Work for Hire vs. Royalties:  No Longer Mutually Exclusive?

A topic of heated debate among writers, work for hire (also known as work made for hire or WMFH) is considered by some to be tantamount to selling your soul to the devil. Like politics and religion, those expressing a strong opinion on that vs. royalties and/or other types of rights may risk being (verbally) pilloried by fellow scribes of the opposite persuasion. But as the ASJA Confidential column on journalism vs. content writing pointed out, today the lines tend to blur a bit more. For this, the second in a of a series of articles about challenges and decisions that writers face in their everyday lives, author,ASJA member and lawyer Sallie Randolph who offers a range of legal intellectual property services to creative clients,sat down with ASJA Confidential to discuss some basics.

ASJA Confidential: Why should writers avoid making flash decisions about accepting or rejecting a work-for-hire contract?

Sallie Randolph: It’s more complicated than people might think. In some cases, WMFH can result in a major increase in what a freelancer is paid for a project. Even when you give up copyright ownership, you may be able to retain some rights under a contract.  Many book contracts have the publisher owning the copyright as WMFH but may also pay royalties to the author. You can use work for hire as a bargaining chip for things like approval rights, including use of your name and image in the promotional material. It all boils down to the contract itself, the individual’s situation and what makes sense for them. Lots of little things can go into a big decision. Which is why, if you have a question, it’s best to think in shades of gray rather than black and white.

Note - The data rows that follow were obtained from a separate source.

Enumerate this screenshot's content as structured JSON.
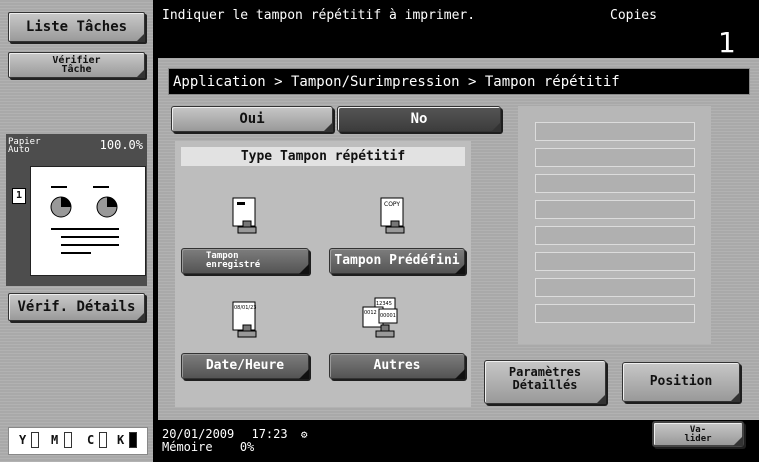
{
  "left_panel": {
    "liste_taches": "Liste Tâches",
    "verifier_tache_1": "Vérifier",
    "verifier_tache_2": "Tâche",
    "paper_label_1": "Papier",
    "paper_label_2": "Auto",
    "zoom": "100.0%",
    "page_number_badge": "1",
    "verif_details": "Vérif. Détails"
  },
  "top_bar": {
    "message": "Indiquer le tampon répétitif à imprimer.",
    "copies_label": "Copies",
    "copies_value": "1"
  },
  "breadcrumb": "Application > Tampon/Surimpression > Tampon répétitif",
  "toggle": {
    "oui": "Oui",
    "no": "No"
  },
  "stamp_type": {
    "title": "Type Tampon répétitif",
    "registered_1": "Tampon",
    "registered_2": "enregistré",
    "predefined": "Tampon Prédéfini",
    "date_time": "Date/Heure",
    "others": "Autres",
    "icon_copy_text": "COPY",
    "icon_date_text": "08/01/23",
    "icon_number_1": "12345",
    "icon_number_2": "0012",
    "icon_number_3": "00001"
  },
  "actions": {
    "parametres_1": "Paramètres",
    "parametres_2": "Détaillés",
    "position": "Position",
    "valider_1": "Va-",
    "valider_2": "lider"
  },
  "status": {
    "date": "20/01/2009",
    "time": "17:23",
    "memory_label": "Mémoire",
    "memory_value": "0%"
  },
  "toner": [
    "Y",
    "M",
    "C",
    "K"
  ],
  "colors": {
    "panel_gray": "#a9a9a9",
    "bar_black": "#000000",
    "selected_dark": "#545454"
  }
}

ASJA Confidential: What are some of the misconceptions about work-for-hire vs. contract?

SR: Work for hire and royalties are not necessarily mutually exclusive. For example, when you sign a work-for-hire agreement, you are probably signing over the copyright, but that doesn’t mean that you can’t ask the publisher, as copyright owner, to license certain rights back to you. You can ask for residuals and royalties as well as reprint and/or film rights. Copyright owners can license rights back and forth through the mechanism of a contract and that can go both ways.

There may actually be some advantages to a work-for-hire deal. More money and negotiating leverage are two factors to consider when you first see WMFH in a contract. You can always say something like, “I normally prefer to retain the copyright but can give it up if you agree to license back the television and movie rights exclusively to me.”

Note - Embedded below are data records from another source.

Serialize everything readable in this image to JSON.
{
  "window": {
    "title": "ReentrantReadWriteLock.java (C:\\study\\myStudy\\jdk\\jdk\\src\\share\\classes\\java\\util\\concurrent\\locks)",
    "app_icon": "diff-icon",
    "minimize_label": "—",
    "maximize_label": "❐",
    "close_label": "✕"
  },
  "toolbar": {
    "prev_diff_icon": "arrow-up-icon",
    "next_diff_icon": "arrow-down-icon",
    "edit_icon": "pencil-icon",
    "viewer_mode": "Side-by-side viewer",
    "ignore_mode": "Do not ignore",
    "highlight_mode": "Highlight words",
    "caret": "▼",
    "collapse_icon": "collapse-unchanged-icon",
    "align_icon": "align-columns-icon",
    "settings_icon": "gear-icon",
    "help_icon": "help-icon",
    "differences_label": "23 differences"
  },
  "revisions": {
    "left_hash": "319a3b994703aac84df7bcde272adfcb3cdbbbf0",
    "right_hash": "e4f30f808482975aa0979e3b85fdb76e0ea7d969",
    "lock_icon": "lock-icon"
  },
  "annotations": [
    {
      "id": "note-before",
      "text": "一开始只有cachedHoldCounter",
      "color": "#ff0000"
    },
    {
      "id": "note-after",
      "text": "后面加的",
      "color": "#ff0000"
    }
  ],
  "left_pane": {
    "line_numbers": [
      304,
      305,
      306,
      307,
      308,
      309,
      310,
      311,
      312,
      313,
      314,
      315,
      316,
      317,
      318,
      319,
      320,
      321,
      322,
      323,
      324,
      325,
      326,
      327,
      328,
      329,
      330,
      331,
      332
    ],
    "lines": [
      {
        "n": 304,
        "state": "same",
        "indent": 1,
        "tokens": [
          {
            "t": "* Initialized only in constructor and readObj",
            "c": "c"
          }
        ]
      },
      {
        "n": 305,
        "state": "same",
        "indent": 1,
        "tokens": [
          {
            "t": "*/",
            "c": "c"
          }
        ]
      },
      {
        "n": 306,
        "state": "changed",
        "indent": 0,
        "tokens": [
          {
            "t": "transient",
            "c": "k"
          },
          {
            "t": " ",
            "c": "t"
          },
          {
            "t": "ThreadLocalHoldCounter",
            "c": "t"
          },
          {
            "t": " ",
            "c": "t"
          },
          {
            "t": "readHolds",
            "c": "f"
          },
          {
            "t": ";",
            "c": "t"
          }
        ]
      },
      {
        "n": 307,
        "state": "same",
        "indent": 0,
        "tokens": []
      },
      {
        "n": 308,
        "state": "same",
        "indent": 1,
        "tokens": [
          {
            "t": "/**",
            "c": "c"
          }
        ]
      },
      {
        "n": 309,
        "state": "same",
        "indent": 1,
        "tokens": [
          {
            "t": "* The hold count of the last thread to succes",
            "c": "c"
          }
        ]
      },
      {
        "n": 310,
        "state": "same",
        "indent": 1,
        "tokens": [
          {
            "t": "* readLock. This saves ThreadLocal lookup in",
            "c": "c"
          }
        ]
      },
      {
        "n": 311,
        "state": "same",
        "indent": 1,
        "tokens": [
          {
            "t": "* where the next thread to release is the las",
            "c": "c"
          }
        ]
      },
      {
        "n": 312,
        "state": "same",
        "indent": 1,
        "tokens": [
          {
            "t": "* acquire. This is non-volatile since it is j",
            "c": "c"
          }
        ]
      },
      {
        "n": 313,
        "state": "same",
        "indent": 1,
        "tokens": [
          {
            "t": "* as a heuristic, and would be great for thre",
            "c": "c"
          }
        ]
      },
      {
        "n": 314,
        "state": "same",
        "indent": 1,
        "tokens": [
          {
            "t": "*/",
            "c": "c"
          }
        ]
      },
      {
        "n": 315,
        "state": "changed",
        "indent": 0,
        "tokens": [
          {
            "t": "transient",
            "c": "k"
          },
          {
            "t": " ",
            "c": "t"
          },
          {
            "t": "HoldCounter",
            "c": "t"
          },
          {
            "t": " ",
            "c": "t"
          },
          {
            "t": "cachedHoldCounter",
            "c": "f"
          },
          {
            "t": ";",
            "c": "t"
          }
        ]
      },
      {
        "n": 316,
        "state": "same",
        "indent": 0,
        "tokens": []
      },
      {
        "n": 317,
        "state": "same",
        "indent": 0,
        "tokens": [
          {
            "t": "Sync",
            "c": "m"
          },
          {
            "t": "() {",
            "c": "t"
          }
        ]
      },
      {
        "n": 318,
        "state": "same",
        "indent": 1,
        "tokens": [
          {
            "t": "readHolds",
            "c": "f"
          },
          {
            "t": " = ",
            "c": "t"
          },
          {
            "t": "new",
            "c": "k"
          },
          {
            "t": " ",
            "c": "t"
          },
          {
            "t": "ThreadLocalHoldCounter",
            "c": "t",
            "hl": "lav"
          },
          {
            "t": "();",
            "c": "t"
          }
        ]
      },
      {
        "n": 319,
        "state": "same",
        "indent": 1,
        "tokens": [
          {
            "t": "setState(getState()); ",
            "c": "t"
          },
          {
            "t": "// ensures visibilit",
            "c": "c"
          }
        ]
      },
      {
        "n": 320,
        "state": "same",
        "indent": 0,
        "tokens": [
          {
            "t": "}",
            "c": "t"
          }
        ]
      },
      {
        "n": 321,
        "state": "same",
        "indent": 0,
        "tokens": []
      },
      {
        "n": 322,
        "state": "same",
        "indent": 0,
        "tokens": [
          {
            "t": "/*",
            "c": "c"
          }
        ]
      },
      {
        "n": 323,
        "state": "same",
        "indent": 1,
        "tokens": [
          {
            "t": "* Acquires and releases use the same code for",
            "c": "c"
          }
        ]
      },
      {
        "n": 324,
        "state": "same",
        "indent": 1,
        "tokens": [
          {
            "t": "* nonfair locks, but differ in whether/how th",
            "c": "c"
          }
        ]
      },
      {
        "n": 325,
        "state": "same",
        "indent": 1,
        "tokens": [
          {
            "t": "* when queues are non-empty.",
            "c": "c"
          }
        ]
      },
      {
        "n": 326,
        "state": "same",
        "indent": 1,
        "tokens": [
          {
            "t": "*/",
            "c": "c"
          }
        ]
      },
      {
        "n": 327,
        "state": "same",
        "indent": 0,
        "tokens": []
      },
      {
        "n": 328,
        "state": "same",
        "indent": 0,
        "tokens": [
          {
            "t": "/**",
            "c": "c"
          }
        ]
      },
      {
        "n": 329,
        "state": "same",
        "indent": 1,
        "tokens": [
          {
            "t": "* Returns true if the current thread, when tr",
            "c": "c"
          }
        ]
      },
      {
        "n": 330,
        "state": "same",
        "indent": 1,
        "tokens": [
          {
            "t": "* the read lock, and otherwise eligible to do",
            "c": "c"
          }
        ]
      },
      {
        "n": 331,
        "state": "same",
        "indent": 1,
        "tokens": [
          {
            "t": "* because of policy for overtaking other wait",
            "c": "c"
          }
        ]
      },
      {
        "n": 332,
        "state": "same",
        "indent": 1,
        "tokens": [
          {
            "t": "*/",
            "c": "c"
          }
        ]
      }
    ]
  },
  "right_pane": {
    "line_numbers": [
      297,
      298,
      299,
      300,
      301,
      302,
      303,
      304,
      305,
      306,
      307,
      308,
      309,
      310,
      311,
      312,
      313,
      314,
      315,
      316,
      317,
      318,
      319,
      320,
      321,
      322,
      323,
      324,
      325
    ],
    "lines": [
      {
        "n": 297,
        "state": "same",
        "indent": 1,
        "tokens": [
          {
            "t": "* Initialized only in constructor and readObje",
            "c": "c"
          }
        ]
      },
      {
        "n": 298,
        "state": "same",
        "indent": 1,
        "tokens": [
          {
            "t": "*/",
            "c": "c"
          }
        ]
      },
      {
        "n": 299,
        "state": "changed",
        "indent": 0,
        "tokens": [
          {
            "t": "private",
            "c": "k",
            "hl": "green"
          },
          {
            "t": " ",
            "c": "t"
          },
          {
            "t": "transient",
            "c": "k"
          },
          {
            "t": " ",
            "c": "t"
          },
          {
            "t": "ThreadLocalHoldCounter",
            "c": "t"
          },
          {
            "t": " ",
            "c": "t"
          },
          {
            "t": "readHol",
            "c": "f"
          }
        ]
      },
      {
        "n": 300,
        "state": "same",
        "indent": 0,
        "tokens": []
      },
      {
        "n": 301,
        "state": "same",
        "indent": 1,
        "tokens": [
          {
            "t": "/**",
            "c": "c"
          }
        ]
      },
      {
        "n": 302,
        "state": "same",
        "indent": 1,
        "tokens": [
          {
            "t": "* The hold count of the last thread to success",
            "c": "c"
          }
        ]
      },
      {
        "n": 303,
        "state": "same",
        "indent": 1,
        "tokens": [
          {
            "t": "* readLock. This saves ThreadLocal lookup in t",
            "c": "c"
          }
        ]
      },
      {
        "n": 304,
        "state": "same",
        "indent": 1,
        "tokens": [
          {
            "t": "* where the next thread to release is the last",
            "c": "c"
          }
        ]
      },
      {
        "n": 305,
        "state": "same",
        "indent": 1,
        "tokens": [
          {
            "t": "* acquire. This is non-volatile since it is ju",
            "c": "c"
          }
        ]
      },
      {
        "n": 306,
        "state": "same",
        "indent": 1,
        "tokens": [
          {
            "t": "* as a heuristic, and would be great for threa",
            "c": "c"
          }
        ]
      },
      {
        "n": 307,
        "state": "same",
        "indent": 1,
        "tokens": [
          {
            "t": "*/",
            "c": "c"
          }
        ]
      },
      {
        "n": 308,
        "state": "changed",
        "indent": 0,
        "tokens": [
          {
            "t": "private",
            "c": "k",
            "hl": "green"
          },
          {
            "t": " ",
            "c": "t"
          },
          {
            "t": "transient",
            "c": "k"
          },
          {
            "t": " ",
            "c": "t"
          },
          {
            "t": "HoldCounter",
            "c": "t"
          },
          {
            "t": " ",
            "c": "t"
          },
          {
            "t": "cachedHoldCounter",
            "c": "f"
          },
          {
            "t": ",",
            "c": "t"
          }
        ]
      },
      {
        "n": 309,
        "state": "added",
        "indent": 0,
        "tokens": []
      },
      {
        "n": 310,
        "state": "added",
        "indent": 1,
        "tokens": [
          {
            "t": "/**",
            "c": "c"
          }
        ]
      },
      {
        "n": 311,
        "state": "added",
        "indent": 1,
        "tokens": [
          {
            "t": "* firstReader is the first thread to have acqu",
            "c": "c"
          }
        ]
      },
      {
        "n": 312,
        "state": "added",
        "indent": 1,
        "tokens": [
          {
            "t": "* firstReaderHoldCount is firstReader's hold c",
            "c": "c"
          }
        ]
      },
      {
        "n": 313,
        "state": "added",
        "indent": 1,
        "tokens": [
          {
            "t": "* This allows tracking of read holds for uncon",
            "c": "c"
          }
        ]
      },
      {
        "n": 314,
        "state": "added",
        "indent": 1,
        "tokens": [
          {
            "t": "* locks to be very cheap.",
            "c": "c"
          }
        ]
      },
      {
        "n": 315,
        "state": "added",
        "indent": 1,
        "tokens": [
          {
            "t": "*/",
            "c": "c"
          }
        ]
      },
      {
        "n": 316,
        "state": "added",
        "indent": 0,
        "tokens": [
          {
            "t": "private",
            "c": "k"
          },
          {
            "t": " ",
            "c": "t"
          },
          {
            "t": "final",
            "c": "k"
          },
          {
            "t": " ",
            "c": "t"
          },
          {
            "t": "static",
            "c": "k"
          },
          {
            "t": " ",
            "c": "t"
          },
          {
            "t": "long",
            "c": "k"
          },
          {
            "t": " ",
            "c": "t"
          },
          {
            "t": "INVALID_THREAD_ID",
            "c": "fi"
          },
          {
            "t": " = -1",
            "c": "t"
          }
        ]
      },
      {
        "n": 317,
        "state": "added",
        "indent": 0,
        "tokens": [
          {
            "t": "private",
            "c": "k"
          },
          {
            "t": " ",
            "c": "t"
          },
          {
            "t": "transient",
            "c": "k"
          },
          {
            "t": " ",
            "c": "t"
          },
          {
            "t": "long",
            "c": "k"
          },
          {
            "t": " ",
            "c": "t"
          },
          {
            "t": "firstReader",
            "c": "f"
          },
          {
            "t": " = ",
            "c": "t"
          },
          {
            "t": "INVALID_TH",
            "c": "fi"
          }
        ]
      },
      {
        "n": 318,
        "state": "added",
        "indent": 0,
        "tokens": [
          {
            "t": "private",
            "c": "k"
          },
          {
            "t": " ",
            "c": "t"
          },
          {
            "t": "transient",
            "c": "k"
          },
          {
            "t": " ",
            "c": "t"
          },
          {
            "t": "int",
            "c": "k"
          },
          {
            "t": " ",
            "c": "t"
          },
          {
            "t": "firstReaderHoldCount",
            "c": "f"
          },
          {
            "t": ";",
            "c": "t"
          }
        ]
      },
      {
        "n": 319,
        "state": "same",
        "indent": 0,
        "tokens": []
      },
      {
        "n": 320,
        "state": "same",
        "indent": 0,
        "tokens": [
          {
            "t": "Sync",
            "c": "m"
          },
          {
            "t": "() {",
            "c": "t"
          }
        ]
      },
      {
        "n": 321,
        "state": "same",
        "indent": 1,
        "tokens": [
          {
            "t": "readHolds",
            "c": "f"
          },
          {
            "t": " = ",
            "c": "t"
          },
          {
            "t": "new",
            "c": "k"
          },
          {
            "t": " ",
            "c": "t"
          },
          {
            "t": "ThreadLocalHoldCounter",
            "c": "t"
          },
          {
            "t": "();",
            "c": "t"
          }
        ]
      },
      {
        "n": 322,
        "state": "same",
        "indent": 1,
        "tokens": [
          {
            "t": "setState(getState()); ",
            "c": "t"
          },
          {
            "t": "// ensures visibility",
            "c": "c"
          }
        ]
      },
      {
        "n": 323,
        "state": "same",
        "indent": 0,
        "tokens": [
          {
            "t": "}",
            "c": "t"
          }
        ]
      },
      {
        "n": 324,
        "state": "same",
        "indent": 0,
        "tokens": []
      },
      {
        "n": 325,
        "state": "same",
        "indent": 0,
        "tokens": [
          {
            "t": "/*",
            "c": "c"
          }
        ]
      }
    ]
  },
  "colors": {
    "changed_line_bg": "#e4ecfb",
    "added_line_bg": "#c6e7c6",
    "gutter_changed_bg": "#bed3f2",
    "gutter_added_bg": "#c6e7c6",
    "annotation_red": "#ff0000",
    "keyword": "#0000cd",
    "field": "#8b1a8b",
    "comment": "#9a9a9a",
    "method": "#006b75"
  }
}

ASJA Confidential: How has the copyright law changed?

SR: Although the copyright statute itself remains pretty much the same, the Copyright Office has changed many of its registration procedures. Previously, one fee of $55 would cover an entire work, even if there are several contributing authors. Now the Copyright Office requires a separate registration (and registration fee) for each copyrightable element in the work. For example, if you’re compiling an anthology, copyright registration could become quite costly, especially if it’s an academic publication. That’s actually a reasonable justification for a publisher to hold the copyright.

ASJA Confidential: What advice would you give to writers when making contractual decisions?

SR: Each contract is unique and depends upon your own personal circumstances. How much do you want the assignment? Is the subject going to be something than you plan on writing about for several publications? If it’s an evergreen topic, can you negotiate getting the rights back after, say, five years? It’s definitely not a situation of just looking at a couple of paragraphs out of context. You need to spend time to read and analyze the entire contract. As the creator of the material, you have bargaining power, but you need to come from a place of knowledge and logic, rather than focusing what you think should be rightfully yours. A good negotiating technique is to simply ask questions of the editor. Bottom line—it’s usually a give-and-take proposition with no black or white answer.

Announcement! ASJA Confidential will soon be published the first, third and fifth Tuesdays of each month, rather than weekly. It’ll be chock full of ASJA-centric news and information. Look to our new quarterly ASJA Magazine (for members only), beginning in October, for meatier topics, like this one, on the business and craft of independent writing.